## Data to process:

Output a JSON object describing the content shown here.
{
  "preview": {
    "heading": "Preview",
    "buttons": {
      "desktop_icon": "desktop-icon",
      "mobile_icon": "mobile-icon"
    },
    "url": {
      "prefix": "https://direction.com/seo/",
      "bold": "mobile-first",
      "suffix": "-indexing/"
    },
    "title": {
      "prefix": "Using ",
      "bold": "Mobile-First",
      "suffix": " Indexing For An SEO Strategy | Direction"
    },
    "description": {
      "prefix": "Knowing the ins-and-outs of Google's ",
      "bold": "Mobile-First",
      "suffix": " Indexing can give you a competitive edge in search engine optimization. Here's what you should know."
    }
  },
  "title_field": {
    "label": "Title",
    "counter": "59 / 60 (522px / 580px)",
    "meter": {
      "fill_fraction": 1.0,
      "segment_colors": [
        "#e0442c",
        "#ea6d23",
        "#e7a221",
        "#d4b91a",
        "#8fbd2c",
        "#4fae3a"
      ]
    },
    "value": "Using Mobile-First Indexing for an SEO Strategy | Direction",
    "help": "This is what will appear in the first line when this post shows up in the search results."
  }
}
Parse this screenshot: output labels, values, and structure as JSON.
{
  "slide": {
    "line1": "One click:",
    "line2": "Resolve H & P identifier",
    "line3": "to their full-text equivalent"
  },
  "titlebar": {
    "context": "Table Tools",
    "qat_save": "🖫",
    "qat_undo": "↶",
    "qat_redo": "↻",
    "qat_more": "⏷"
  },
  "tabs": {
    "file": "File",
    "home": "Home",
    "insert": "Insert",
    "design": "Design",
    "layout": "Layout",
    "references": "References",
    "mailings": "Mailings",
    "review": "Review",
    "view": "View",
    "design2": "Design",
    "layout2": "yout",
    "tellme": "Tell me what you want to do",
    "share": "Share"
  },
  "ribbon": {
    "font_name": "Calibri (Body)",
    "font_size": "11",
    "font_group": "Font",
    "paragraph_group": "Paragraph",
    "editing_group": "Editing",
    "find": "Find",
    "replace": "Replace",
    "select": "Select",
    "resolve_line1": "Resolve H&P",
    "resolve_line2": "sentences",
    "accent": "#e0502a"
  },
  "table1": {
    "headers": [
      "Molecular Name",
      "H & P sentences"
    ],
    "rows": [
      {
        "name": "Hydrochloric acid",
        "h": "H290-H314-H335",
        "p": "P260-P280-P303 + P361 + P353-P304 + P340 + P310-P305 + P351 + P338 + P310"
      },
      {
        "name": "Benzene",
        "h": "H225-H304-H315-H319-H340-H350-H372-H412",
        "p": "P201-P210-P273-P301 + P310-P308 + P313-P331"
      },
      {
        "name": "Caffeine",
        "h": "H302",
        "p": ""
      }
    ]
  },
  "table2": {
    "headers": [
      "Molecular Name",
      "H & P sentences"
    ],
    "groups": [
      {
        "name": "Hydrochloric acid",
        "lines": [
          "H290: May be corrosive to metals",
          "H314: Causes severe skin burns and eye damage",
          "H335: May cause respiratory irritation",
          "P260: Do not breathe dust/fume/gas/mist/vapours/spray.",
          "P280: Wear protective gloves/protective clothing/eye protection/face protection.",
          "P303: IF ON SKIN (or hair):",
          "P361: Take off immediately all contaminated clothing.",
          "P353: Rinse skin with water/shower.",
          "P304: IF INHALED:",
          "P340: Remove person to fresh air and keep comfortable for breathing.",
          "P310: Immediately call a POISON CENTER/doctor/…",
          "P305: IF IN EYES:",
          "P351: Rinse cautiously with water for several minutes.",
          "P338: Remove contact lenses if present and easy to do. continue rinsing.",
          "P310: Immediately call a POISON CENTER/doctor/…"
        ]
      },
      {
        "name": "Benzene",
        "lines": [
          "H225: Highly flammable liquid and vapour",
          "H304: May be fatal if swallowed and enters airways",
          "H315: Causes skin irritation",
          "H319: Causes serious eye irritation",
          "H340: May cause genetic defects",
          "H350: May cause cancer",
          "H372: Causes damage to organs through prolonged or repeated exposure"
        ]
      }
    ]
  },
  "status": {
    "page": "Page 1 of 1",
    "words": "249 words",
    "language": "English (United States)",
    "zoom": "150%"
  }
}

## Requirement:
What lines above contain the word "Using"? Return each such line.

## Response for this exercise:
      "prefix": "Using ",
    "value": "Using Mobile-First Indexing for an SEO Strategy | Direction",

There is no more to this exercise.